### EXERCISE DIRECTIONS
Count the lines in the entries that contain the string "Maintenance". State nothing but the number.
*** Opening of GIVEN RECORDS ***
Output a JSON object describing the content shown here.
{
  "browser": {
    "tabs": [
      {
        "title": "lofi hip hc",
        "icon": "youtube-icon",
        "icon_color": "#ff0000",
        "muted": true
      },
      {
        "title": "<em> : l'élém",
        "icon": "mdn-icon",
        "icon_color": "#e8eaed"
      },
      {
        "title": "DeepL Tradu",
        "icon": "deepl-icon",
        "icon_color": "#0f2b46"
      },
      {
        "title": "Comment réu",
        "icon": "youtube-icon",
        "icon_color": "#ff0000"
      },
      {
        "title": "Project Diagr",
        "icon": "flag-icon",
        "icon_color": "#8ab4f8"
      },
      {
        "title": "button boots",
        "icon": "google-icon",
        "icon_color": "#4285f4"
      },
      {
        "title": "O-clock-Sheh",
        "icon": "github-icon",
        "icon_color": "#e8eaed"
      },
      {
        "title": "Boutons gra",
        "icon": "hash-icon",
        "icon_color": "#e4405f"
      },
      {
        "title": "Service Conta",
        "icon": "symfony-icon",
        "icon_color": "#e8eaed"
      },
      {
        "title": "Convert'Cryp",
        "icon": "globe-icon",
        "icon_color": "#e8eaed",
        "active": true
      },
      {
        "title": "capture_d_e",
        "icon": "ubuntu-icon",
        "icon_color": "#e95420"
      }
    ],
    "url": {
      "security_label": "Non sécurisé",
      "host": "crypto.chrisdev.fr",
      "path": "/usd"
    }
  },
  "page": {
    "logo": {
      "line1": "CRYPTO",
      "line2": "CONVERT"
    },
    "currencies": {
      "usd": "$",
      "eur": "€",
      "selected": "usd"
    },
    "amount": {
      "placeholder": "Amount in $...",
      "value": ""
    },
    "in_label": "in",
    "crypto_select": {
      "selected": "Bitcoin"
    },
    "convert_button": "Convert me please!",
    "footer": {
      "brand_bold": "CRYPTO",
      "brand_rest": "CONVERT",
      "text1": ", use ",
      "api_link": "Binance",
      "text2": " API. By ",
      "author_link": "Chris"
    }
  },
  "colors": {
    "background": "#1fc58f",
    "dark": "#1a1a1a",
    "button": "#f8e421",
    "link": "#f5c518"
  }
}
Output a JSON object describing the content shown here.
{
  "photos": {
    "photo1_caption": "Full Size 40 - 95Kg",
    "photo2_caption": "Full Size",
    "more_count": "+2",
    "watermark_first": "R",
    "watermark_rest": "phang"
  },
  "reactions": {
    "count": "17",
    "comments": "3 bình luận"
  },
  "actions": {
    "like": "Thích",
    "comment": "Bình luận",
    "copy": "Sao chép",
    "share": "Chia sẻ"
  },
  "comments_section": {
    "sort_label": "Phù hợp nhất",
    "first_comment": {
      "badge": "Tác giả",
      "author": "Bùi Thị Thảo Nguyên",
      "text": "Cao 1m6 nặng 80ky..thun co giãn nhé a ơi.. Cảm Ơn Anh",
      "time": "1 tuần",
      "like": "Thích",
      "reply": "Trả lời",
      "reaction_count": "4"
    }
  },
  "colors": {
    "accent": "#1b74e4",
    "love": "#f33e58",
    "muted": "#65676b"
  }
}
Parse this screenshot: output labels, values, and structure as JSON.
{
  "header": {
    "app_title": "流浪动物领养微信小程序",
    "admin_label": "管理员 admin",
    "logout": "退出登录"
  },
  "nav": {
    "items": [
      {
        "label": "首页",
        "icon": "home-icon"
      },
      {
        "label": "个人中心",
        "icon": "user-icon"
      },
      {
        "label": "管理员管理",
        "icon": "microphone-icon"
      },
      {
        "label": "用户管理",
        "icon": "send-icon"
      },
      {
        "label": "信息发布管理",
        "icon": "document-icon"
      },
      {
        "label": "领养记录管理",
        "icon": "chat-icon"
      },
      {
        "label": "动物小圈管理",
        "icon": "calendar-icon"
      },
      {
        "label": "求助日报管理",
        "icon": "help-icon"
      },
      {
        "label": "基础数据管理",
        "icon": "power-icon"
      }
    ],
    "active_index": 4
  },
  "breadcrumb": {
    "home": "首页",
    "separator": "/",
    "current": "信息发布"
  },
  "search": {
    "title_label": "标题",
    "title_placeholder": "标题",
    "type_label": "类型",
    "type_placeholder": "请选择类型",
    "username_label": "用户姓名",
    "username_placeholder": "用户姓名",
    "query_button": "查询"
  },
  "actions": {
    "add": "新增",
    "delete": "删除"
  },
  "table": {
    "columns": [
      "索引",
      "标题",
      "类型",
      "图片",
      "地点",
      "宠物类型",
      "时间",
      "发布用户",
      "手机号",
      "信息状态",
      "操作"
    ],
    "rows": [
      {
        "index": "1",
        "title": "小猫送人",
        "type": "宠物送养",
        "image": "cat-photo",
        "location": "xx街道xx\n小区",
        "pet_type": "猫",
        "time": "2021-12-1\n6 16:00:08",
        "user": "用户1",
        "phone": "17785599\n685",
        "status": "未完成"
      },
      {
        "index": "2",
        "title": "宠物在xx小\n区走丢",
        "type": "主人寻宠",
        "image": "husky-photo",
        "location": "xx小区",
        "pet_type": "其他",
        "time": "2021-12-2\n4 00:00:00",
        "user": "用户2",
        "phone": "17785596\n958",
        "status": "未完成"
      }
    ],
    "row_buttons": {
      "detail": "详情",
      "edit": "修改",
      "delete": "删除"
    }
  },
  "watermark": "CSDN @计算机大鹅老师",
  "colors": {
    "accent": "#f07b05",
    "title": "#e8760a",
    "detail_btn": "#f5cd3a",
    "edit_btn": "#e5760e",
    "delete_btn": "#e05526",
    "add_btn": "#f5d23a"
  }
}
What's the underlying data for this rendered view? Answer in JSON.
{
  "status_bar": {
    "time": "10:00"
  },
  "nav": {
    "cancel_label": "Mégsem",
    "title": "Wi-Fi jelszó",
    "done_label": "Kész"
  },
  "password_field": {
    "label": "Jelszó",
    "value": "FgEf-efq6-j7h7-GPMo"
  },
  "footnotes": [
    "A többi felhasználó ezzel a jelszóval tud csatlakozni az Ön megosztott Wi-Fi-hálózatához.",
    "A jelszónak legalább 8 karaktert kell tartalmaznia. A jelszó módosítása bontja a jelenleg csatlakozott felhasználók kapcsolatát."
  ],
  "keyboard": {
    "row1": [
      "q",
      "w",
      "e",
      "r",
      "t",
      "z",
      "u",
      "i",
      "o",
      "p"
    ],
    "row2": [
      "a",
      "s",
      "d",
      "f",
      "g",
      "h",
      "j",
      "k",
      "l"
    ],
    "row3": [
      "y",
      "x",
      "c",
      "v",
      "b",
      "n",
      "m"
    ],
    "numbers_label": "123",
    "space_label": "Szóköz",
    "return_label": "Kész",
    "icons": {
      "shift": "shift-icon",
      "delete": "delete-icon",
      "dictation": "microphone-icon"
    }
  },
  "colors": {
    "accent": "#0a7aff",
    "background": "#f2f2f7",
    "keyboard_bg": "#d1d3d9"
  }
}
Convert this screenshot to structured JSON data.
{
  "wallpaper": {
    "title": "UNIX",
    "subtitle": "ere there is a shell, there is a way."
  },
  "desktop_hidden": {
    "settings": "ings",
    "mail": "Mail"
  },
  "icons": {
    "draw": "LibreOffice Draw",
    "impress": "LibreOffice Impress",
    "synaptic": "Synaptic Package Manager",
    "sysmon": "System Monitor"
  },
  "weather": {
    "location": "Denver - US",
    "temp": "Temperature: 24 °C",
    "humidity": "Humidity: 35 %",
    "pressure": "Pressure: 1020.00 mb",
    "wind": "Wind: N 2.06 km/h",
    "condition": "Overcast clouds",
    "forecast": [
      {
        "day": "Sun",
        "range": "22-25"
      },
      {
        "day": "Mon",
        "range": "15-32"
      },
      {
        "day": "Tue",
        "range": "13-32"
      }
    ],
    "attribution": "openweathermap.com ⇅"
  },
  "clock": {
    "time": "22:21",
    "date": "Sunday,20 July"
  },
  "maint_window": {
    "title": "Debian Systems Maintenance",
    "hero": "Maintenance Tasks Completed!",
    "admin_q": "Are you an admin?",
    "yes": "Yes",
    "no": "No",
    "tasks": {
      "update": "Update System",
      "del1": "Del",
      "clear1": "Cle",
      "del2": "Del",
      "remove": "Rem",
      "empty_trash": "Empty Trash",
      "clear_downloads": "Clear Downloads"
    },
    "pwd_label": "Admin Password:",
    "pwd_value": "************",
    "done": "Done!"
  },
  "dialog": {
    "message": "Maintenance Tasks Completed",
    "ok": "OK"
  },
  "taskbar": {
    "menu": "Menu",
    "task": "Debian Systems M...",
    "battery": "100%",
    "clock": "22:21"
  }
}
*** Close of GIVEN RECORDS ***
### OUTPUT BELOW
3